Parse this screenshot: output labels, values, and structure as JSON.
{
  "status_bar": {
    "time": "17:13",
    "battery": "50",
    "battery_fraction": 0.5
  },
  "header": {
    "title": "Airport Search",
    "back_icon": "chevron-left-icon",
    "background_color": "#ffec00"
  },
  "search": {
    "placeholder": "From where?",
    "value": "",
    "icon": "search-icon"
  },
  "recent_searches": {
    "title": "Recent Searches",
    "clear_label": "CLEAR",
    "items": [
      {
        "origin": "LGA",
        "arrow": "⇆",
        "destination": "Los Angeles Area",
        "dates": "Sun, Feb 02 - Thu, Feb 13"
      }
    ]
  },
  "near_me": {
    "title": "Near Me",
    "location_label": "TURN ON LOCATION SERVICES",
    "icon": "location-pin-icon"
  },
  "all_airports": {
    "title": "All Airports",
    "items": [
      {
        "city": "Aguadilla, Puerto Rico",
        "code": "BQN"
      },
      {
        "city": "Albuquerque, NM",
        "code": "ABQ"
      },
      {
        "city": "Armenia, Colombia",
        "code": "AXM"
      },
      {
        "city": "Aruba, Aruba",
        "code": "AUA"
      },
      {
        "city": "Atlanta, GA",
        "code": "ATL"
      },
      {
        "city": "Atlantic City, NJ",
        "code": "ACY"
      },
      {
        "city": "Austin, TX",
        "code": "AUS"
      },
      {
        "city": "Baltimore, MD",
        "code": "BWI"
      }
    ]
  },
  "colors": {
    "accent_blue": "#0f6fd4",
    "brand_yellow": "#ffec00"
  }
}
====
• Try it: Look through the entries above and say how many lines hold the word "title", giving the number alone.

• Exercise output: 4